Chief Executive Officer Jean-Claude Biver said in Geneva that China offers at least 30 years of growth. The watchmaker's first outlet was opened in Shanghai in early 2009.

According to Bloomberg, Hublot, owned by LVMH (Moet Hennessy Louis Vuitton SA), aims the Chinese market after focusing on US, Europe, and Japan in past years.

The 62-year-old Biver expressed his pleasure over the burgeoning luxury market of China. China and Hong Kong have become the biggest market for watches, and the combined wealth of millionaires in Asia may rise 8.8 percent annually through 2018, according to Capgemini and Merrill Lynch & Co.

Hublot, known for its Big Bang watches that started using unconventional materials such as natural rubber on gold watches, gets less than 1 percent of sales from China and about 8 percent from Asia, where it has six stores, Biver added.

Opening stores in China is cheaper than opening in conventional markets of Paris and New York, Biver said. He explained that the rent expenditure is in China is about $100,000 a year while it is more than $1 million on Paris's Place Vendome.

He also commented that Asians are keener to show off wealth than their American or European counterparts.

Hublot had record sales in each of the 11 months through August, and 2010 will be much better than 2008, Biver said.

LVMH, the world's biggest luxury-goods maker and owner of the Tag Heuer and Zenith watch brands, bought Hublot in 2008. The Paris-based company had 764 million euros of revenue from watches and jewelry last year.

While Hublot is kicked about its prospects in Asian markets, rival watchmaker Dewitt feels that Chinese economy is in a bubble state and there could be a possible slowdown.

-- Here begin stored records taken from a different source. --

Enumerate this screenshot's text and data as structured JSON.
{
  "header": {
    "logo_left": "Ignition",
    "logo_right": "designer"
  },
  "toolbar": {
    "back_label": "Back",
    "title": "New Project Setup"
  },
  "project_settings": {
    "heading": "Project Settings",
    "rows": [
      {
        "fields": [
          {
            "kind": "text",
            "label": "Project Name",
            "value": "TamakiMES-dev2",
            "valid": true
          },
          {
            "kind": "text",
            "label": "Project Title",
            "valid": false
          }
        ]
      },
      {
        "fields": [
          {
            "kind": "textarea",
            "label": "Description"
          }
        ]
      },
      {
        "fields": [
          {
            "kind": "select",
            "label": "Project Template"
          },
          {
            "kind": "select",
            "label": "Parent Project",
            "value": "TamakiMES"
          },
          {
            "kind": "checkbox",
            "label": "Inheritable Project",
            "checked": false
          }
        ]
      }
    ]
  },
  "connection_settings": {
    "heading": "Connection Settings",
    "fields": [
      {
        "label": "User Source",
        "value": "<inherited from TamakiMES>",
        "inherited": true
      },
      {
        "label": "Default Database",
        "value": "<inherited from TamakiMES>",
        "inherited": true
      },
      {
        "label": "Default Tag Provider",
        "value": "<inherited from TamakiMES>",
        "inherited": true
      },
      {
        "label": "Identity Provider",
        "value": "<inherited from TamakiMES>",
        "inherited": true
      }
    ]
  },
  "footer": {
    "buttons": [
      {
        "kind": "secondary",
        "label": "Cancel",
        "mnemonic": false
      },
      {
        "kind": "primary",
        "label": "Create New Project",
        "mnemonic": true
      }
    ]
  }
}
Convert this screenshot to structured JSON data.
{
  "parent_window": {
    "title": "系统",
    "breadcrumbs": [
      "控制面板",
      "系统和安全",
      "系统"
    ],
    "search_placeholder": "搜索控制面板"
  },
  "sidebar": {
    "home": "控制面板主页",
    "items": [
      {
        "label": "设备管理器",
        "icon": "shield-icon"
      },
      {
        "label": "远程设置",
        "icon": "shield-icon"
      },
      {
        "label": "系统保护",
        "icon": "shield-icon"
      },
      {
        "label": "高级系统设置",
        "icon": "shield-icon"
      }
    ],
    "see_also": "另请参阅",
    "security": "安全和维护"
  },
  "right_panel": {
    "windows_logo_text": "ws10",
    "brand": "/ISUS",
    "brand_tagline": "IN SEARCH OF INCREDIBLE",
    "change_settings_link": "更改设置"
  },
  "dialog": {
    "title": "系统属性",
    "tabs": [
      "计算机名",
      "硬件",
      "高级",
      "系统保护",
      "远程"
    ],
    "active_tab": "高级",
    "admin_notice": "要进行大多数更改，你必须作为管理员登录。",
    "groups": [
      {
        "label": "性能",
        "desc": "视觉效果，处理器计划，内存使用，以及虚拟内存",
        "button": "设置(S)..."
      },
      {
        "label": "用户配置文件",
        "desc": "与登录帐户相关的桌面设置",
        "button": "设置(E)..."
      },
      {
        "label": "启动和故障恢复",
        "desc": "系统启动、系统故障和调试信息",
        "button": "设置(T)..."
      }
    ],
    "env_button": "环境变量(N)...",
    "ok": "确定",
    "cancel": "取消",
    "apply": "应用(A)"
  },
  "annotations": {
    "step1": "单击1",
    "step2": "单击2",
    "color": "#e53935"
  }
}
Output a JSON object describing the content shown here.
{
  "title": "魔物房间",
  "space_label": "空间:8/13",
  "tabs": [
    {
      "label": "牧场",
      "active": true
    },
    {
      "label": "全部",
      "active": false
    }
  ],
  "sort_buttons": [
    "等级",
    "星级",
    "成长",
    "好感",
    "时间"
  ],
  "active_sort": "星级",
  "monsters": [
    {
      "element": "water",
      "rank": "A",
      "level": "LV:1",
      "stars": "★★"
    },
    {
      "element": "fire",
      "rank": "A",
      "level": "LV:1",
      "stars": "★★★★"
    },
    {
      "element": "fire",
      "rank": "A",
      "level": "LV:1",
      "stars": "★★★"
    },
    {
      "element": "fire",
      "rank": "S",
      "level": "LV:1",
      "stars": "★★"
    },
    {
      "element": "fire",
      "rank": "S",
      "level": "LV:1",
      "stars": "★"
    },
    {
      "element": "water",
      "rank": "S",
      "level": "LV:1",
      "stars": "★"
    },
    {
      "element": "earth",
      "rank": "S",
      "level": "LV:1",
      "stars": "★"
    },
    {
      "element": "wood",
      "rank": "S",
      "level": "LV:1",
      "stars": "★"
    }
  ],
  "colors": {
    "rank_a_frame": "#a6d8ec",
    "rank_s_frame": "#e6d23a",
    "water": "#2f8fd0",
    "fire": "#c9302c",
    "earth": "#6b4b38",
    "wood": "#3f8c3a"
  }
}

Economists expect the country's economic growth to slow to 8.9 percent next year from this year's 10 percent, according to Bloomberg data. Gross domestic product increased 10 percent or more each year from 2003 to 2007. Premier Wen Jiabao said the world's fastest-growing economy is in good shape.